BEGIN Entries provided

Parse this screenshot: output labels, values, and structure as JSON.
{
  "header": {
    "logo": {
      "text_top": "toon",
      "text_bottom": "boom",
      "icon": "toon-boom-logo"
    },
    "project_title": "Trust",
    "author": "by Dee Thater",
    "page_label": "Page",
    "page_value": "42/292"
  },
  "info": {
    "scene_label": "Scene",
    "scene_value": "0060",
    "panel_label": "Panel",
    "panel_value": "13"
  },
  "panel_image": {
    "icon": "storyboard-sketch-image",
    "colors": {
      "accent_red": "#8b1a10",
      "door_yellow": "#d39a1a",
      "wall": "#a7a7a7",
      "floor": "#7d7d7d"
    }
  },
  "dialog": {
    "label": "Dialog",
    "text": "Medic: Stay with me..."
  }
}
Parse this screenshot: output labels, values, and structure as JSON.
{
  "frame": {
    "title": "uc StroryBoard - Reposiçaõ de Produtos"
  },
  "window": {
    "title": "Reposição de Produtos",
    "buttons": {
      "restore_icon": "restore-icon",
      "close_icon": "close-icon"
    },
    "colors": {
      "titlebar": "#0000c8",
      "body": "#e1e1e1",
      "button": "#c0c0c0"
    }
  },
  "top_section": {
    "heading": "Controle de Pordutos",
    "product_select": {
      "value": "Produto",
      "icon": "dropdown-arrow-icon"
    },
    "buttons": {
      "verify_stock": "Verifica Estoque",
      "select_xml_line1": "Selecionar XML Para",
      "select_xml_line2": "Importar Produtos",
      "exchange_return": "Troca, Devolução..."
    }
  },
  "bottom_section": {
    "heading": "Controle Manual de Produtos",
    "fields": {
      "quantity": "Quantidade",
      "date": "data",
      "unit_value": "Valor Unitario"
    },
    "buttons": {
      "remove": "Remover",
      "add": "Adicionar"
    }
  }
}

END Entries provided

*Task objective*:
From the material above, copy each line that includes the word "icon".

*Exercise solution*:
      "icon": "toon-boom-logo"
    "icon": "storyboard-sketch-image",
      "restore_icon": "restore-icon",
      "close_icon": "close-icon"
      "icon": "dropdown-arrow-icon"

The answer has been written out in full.